■ **Directions for this task**: The data below should be restated word for word, pictures omitted.

■ **Entries from a dataset of interfaces**:
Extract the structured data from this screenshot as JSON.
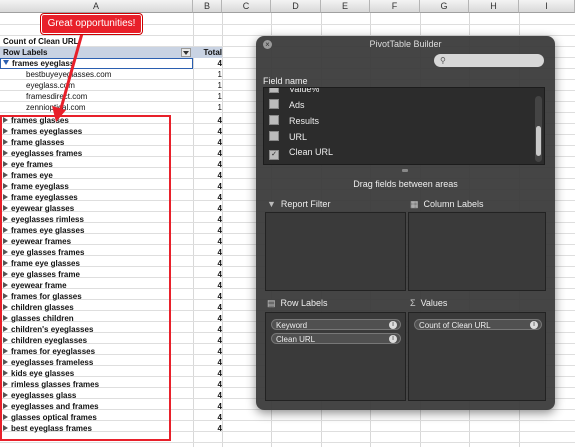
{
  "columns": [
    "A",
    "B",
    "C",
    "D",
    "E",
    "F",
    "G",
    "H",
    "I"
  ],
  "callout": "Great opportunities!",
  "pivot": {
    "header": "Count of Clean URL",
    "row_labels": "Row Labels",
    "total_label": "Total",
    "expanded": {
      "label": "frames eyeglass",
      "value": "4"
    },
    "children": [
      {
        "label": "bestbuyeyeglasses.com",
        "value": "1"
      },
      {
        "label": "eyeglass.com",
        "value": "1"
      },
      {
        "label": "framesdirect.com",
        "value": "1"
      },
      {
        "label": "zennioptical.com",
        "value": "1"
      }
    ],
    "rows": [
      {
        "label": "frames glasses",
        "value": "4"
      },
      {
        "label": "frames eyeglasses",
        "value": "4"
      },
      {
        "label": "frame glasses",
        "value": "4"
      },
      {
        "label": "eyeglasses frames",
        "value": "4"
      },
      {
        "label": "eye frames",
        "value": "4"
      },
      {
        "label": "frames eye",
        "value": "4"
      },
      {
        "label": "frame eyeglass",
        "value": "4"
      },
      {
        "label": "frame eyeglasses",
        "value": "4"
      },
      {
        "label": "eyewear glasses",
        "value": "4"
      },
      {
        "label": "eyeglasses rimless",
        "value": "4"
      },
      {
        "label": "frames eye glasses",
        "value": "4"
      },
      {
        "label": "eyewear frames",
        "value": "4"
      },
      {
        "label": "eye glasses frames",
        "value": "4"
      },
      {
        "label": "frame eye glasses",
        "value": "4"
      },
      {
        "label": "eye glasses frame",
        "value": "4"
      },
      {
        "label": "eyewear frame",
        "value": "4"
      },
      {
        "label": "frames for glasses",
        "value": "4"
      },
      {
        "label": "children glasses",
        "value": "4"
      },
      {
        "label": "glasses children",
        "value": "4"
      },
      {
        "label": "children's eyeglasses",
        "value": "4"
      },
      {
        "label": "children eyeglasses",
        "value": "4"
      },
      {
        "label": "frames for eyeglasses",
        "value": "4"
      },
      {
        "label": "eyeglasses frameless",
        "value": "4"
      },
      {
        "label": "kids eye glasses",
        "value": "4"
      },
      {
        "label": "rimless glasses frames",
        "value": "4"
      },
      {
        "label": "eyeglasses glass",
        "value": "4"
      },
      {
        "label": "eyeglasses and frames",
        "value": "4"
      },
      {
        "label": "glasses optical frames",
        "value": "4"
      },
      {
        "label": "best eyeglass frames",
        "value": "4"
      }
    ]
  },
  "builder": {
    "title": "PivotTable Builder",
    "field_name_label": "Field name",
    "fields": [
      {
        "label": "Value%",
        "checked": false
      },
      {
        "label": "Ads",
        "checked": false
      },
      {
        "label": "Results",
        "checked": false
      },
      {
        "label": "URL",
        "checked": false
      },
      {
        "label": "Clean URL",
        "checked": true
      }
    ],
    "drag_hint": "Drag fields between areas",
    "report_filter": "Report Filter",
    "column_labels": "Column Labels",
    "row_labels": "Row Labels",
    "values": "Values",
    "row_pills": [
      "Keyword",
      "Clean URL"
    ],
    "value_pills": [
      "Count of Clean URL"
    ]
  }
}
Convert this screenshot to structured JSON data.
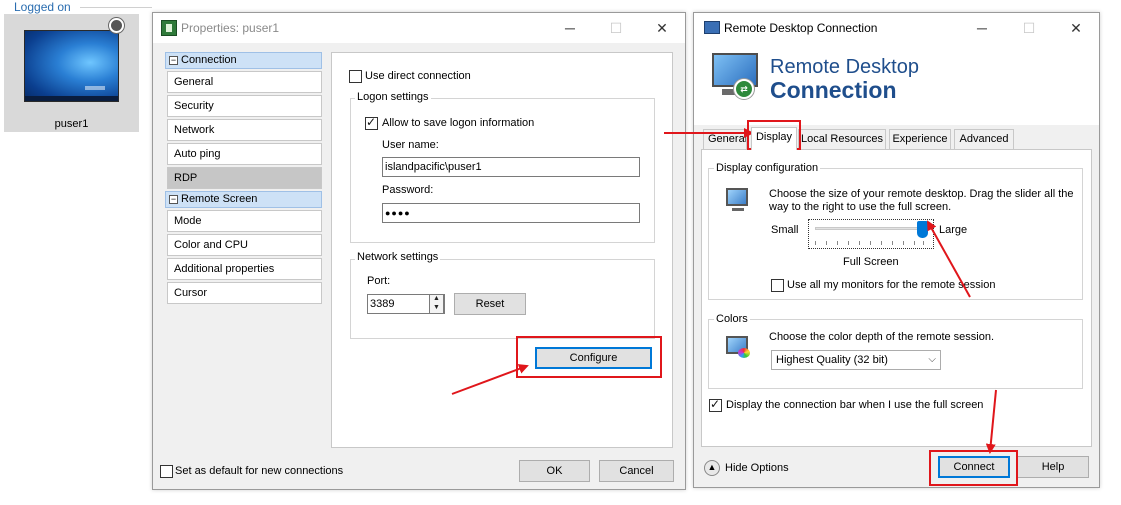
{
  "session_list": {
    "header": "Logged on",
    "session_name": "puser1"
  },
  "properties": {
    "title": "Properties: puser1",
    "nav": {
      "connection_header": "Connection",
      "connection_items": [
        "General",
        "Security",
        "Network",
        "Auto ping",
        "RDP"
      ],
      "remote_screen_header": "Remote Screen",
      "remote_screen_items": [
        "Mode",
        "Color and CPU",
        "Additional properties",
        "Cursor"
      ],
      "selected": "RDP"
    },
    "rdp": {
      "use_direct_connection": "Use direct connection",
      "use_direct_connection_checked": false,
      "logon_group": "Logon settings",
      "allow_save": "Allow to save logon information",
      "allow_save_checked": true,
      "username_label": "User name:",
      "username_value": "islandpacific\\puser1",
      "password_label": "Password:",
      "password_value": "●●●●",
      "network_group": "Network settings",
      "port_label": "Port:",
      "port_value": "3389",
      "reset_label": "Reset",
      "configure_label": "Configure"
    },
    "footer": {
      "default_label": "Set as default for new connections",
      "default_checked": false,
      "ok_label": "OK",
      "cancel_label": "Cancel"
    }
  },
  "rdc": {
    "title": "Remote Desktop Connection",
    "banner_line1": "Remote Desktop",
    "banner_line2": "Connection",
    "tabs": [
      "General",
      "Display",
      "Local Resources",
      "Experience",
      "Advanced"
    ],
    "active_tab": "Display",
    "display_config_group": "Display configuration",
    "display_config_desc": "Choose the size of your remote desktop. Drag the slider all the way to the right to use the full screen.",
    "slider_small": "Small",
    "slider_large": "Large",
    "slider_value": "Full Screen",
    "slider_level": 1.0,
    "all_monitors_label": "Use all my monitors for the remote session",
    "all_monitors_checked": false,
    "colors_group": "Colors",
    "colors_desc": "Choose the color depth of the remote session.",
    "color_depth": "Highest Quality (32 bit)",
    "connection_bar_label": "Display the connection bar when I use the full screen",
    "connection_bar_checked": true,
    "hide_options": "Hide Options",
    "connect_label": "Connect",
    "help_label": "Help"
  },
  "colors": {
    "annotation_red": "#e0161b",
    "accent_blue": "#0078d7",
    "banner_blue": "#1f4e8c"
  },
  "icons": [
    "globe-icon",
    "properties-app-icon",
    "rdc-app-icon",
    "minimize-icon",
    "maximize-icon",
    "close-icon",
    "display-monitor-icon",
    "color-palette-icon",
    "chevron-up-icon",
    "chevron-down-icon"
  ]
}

■ **Written solution**:
Extract the structured data from this screenshot as JSON.
{
  "columns": [
    "A",
    "B",
    "C",
    "D",
    "E",
    "F",
    "G",
    "H",
    "I"
  ],
  "callout": "Great opportunities!",
  "pivot": {
    "header": "Count of Clean URL",
    "row_labels": "Row Labels",
    "total_label": "Total",
    "expanded": {
      "label": "frames eyeglass",
      "value": "4"
    },
    "children": [
      {
        "label": "bestbuyeyeglasses.com",
        "value": "1"
      },
      {
        "label": "eyeglass.com",
        "value": "1"
      },
      {
        "label": "framesdirect.com",
        "value": "1"
      },
      {
        "label": "zennioptical.com",
        "value": "1"
      }
    ],
    "rows": [
      {
        "label": "frames glasses",
        "value": "4"
      },
      {
        "label": "frames eyeglasses",
        "value": "4"
      },
      {
        "label": "frame glasses",
        "value": "4"
      },
      {
        "label": "eyeglasses frames",
        "value": "4"
      },
      {
        "label": "eye frames",
        "value": "4"
      },
      {
        "label": "frames eye",
        "value": "4"
      },
      {
        "label": "frame eyeglass",
        "value": "4"
      },
      {
        "label": "frame eyeglasses",
        "value": "4"
      },
      {
        "label": "eyewear glasses",
        "value": "4"
      },
      {
        "label": "eyeglasses rimless",
        "value": "4"
      },
      {
        "label": "frames eye glasses",
        "value": "4"
      },
      {
        "label": "eyewear frames",
        "value": "4"
      },
      {
        "label": "eye glasses frames",
        "value": "4"
      },
      {
        "label": "frame eye glasses",
        "value": "4"
      },
      {
        "label": "eye glasses frame",
        "value": "4"
      },
      {
        "label": "eyewear frame",
        "value": "4"
      },
      {
        "label": "frames for glasses",
        "value": "4"
      },
      {
        "label": "children glasses",
        "value": "4"
      },
      {
        "label": "glasses children",
        "value": "4"
      },
      {
        "label": "children's eyeglasses",
        "value": "4"
      },
      {
        "label": "children eyeglasses",
        "value": "4"
      },
      {
        "label": "frames for eyeglasses",
        "value": "4"
      },
      {
        "label": "eyeglasses frameless",
        "value": "4"
      },
      {
        "label": "kids eye glasses",
        "value": "4"
      },
      {
        "label": "rimless glasses frames",
        "value": "4"
      },
      {
        "label": "eyeglasses glass",
        "value": "4"
      },
      {
        "label": "eyeglasses and frames",
        "value": "4"
      },
      {
        "label": "glasses optical frames",
        "value": "4"
      },
      {
        "label": "best eyeglass frames",
        "value": "4"
      }
    ]
  },
  "builder": {
    "title": "PivotTable Builder",
    "field_name_label": "Field name",
    "fields": [
      {
        "label": "Value%",
        "checked": false
      },
      {
        "label": "Ads",
        "checked": false
      },
      {
        "label": "Results",
        "checked": false
      },
      {
        "label": "URL",
        "checked": false
      },
      {
        "label": "Clean URL",
        "checked": true
      }
    ],
    "drag_hint": "Drag fields between areas",
    "report_filter": "Report Filter",
    "column_labels": "Column Labels",
    "row_labels": "Row Labels",
    "values": "Values",
    "row_pills": [
      "Keyword",
      "Clean URL"
    ],
    "value_pills": [
      "Count of Clean URL"
    ]
  }
}
Convert this screenshot to structured JSON data.
{
  "session_list": {
    "header": "Logged on",
    "session_name": "puser1"
  },
  "properties": {
    "title": "Properties: puser1",
    "nav": {
      "connection_header": "Connection",
      "connection_items": [
        "General",
        "Security",
        "Network",
        "Auto ping",
        "RDP"
      ],
      "remote_screen_header": "Remote Screen",
      "remote_screen_items": [
        "Mode",
        "Color and CPU",
        "Additional properties",
        "Cursor"
      ],
      "selected": "RDP"
    },
    "rdp": {
      "use_direct_connection": "Use direct connection",
      "use_direct_connection_checked": false,
      "logon_group": "Logon settings",
      "allow_save": "Allow to save logon information",
      "allow_save_checked": true,
      "username_label": "User name:",
      "username_value": "islandpacific\\puser1",
      "password_label": "Password:",
      "password_value": "●●●●",
      "network_group": "Network settings",
      "port_label": "Port:",
      "port_value": "3389",
      "reset_label": "Reset",
      "configure_label": "Configure"
    },
    "footer": {
      "default_label": "Set as default for new connections",
      "default_checked": false,
      "ok_label": "OK",
      "cancel_label": "Cancel"
    }
  },
  "rdc": {
    "title": "Remote Desktop Connection",
    "banner_line1": "Remote Desktop",
    "banner_line2": "Connection",
    "tabs": [
      "General",
      "Display",
      "Local Resources",
      "Experience",
      "Advanced"
    ],
    "active_tab": "Display",
    "display_config_group": "Display configuration",
    "display_config_desc": "Choose the size of your remote desktop. Drag the slider all the way to the right to use the full screen.",
    "slider_small": "Small",
    "slider_large": "Large",
    "slider_value": "Full Screen",
    "slider_level": 1.0,
    "all_monitors_label": "Use all my monitors for the remote session",
    "all_monitors_checked": false,
    "colors_group": "Colors",
    "colors_desc": "Choose the color depth of the remote session.",
    "color_depth": "Highest Quality (32 bit)",
    "connection_bar_label": "Display the connection bar when I use the full screen",
    "connection_bar_checked": true,
    "hide_options": "Hide Options",
    "connect_label": "Connect",
    "help_label": "Help"
  },
  "colors": {
    "annotation_red": "#e0161b",
    "accent_blue": "#0078d7",
    "banner_blue": "#1f4e8c"
  },
  "icons": [
    "globe-icon",
    "properties-app-icon",
    "rdc-app-icon",
    "minimize-icon",
    "maximize-icon",
    "close-icon",
    "display-monitor-icon",
    "color-palette-icon",
    "chevron-up-icon",
    "chevron-down-icon"
  ]
}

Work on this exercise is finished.